Hand Hygiene

Proper hand hygiene is the most effective way to prevent the spread of infections.

  • Infants and young children should be supervised when performing hand hygiene to ensure it is done properly.
  • Hand hygiene should be done more often during an outbreak.
  • Ensure adequate supplies are available to perform hand hygiene.

Communication

Toronto Public Health (TPH) will provide a letter to inform parents/guardians of the outbreak and what actions are necessary should their child become symptomatic. TPH will provide an outbreak notice that should be posted at all entrances to inform parents, guardians and visitors of the outbreak.

A line list is a table that summarizes information about staff and children associated with the outbreak.

  • Information on ill children and staff should be collected, reviewed and documented each on the line list.
  • Maintain one line list for staff and one line list for children.
  • A case is only listed once during the outbreak.
  • New cases are added to the existing line list.
  • TPH should be notified when:
    • the child care centre is aware of positive results from a stool specimen
    • spread of illness to another group/room
    • change in symptoms
    • hospitalization/death of child care attendee/staff
    • parental concern/difficult questions
    • media interest

You can use the Enteric Outbreak Line List to get you started.

Specimen sampling is used to identify the cause of the outbreak – this could include stool samples and/or food samples.
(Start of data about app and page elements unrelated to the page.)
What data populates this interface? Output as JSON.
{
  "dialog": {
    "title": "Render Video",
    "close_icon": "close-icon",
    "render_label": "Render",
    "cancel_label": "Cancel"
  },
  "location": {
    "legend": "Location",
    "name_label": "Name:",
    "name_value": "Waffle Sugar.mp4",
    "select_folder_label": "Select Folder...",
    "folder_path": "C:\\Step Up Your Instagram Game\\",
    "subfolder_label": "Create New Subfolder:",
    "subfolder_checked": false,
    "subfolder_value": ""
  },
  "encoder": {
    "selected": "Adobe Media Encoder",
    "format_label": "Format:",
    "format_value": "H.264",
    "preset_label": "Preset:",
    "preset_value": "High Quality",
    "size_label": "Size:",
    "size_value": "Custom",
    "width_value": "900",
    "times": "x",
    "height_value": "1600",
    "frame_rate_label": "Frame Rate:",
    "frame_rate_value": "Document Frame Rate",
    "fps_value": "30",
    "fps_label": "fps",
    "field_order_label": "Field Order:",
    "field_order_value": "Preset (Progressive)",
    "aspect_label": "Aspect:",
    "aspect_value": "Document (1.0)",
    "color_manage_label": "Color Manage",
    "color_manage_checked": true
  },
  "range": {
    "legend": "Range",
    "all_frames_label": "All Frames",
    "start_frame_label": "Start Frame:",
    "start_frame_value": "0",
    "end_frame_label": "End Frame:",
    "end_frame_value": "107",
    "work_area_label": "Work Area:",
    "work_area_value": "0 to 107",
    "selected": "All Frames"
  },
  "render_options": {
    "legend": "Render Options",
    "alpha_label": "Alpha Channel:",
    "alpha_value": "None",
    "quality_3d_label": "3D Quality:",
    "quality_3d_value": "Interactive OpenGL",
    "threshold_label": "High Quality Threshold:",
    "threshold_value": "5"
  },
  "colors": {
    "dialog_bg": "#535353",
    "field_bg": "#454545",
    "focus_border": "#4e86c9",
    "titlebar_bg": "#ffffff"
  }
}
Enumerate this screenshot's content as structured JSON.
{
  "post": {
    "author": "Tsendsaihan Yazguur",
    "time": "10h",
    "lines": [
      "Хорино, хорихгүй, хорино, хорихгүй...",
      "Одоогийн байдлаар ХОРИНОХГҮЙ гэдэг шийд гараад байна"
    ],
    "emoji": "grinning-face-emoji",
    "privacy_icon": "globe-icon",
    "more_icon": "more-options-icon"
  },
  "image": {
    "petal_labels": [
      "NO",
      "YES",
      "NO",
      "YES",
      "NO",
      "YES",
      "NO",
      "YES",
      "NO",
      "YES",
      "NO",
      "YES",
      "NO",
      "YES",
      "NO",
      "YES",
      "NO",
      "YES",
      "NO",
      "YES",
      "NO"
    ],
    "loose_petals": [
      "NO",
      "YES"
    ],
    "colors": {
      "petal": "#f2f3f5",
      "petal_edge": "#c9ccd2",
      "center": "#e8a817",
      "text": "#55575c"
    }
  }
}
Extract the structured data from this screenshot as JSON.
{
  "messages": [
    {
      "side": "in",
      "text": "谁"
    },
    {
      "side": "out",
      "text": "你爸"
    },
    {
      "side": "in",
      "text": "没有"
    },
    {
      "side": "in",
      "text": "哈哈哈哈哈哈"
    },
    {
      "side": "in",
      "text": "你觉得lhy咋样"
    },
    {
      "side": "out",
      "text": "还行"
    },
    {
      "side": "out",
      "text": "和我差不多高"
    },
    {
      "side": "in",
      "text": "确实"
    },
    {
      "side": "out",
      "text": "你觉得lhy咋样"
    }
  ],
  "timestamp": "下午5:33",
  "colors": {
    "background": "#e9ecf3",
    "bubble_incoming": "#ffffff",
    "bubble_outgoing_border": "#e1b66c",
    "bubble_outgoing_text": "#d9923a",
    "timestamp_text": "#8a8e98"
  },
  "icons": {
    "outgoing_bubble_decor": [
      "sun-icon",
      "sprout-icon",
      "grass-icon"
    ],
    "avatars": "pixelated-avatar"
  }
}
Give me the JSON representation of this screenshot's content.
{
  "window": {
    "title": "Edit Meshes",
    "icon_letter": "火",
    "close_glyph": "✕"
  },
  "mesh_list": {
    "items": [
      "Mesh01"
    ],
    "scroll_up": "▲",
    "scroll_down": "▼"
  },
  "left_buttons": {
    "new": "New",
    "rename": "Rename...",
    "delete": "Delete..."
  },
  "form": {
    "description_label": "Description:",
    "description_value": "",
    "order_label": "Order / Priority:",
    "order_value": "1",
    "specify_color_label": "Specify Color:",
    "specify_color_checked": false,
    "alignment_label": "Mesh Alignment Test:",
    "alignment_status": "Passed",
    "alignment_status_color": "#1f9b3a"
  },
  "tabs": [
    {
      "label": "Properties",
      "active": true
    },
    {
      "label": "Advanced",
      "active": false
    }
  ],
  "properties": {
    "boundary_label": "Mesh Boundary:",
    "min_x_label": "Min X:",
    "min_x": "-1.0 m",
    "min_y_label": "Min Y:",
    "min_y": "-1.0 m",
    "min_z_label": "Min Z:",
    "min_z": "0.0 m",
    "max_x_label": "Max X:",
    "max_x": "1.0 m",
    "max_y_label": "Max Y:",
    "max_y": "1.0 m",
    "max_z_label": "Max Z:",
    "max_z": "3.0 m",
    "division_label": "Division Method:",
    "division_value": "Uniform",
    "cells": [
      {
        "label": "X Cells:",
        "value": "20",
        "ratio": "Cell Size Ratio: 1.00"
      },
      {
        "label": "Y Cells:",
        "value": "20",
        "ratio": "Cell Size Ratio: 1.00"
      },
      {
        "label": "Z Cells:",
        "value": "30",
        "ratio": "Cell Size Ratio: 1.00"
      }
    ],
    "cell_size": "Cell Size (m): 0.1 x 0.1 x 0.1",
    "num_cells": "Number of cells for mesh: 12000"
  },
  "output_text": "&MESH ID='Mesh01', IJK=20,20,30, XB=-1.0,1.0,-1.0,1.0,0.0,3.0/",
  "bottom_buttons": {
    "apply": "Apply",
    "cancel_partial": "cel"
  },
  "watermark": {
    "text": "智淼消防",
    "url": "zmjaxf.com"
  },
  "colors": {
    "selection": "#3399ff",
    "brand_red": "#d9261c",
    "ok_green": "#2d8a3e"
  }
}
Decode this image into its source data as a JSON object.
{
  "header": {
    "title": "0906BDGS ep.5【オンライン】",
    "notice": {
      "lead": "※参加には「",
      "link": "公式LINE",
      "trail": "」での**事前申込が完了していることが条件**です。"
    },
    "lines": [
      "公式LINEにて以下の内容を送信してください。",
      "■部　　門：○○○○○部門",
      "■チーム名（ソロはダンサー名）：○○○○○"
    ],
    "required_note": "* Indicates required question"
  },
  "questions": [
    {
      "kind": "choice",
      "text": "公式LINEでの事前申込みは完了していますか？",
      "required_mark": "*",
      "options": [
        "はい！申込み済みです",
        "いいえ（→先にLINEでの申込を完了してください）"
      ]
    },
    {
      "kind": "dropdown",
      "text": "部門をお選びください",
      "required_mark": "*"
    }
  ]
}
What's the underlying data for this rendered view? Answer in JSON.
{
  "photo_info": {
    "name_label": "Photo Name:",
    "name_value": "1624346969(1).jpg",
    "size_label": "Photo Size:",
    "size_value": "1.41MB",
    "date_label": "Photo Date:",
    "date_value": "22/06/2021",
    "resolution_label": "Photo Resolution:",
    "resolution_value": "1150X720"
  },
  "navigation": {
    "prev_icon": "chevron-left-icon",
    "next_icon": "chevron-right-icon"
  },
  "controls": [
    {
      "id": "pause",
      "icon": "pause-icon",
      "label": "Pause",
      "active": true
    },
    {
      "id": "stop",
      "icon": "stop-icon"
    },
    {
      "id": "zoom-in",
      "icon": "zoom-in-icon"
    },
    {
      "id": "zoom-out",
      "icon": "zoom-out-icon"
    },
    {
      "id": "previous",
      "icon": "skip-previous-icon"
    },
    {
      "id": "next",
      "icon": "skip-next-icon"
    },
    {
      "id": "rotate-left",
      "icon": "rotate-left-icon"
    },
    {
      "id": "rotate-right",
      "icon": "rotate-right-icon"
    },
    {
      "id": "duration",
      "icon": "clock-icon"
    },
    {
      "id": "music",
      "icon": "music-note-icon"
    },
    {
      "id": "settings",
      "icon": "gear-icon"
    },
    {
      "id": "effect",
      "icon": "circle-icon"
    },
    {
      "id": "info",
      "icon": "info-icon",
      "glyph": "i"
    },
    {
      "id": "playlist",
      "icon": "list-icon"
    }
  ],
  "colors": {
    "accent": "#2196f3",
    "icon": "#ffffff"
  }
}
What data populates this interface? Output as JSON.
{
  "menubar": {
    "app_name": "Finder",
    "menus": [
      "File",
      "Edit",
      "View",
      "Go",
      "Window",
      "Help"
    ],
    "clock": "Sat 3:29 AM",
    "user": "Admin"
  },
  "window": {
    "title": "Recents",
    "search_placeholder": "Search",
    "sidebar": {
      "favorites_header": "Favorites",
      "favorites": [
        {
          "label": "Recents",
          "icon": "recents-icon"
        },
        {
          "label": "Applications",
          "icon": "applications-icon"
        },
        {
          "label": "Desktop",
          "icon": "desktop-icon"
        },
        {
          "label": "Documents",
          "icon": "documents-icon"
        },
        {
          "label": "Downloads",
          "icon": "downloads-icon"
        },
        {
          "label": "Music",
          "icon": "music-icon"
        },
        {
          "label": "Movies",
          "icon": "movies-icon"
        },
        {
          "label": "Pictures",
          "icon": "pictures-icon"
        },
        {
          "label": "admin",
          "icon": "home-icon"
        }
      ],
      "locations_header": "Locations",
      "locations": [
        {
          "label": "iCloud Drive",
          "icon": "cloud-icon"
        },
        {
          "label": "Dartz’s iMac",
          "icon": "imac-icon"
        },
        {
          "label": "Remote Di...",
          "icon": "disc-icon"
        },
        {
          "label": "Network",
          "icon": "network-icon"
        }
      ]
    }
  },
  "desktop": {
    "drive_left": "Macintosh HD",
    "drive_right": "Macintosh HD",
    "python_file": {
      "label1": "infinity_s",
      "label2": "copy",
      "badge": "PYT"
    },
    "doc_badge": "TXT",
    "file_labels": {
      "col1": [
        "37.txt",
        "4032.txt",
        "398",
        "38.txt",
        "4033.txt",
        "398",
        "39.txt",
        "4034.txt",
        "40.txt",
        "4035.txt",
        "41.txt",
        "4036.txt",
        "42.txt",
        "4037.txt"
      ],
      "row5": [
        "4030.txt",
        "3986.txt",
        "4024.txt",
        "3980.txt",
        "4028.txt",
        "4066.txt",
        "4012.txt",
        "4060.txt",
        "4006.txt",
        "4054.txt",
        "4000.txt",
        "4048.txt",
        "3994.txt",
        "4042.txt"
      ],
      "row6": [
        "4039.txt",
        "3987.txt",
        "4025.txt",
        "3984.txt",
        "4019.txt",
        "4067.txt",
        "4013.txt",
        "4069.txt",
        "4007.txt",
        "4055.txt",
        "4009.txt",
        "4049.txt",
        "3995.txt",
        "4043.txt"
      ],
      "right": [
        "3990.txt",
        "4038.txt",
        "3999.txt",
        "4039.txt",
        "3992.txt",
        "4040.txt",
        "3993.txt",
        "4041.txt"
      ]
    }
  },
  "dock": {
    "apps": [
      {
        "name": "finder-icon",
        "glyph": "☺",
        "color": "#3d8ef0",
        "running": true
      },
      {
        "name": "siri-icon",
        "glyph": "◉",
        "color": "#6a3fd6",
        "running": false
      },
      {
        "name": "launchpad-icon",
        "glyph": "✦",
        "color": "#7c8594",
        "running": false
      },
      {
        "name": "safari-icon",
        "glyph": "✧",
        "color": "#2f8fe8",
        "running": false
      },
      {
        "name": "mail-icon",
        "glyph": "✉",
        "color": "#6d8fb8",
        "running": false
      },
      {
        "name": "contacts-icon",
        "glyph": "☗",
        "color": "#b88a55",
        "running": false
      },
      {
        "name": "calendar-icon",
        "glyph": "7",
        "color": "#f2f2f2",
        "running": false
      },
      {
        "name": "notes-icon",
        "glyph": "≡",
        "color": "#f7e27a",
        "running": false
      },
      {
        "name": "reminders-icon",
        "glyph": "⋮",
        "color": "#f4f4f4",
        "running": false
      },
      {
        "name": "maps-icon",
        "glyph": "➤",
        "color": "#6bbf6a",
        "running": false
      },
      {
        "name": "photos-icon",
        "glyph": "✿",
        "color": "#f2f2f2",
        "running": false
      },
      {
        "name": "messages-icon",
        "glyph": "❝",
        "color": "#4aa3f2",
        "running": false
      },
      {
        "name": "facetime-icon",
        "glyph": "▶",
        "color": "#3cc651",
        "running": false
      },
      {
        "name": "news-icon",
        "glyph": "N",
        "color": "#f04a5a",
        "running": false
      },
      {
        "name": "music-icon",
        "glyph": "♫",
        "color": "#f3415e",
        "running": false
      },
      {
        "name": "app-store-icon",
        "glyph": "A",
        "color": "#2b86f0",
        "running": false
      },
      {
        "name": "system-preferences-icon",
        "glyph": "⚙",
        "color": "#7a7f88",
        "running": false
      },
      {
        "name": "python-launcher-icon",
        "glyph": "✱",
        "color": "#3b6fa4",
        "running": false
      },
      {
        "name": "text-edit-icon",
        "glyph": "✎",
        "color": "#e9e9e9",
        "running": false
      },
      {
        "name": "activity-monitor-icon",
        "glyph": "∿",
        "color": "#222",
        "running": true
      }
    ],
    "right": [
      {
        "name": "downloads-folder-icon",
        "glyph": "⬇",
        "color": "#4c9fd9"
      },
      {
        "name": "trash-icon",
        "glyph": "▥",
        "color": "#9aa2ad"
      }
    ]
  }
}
TPH staff will ensure stool sampling kits and instructions are available. A Public Health Inspector will collect food specimen samples if needed.

If an organism is identified in one stool specimen and only one stool specimen was submitted, then permission from the parent to release the results will be obtained prior to releasing the results to the child care centre operator. If an organism is identified when multiple stool specimens were submitted, the child care centre can be informed of the results such as the organism (e.g., norovirus) but not the case’s identity.

It is important to ensure consent to obtain and submit a stool specimen to PHOL is provided by parents/guardians of children. In the event that an opportunity to collect a stool specimen presents itself prior to notifying the parents/guardians, the specimen can be collected but not be sent to the lab until parental consent has been provided. Results from stool specimens are provided to the parent/guardian by TPH.

Here is information on How to Collect a Stool Sample.

The end of an outbreak of gastroenteritis must be declared by TPH. Generally, the outbreak is declared over 5 days from the onset of symptoms in the last case. This may change depending on the identification of a specific pathogen causing the outbreak.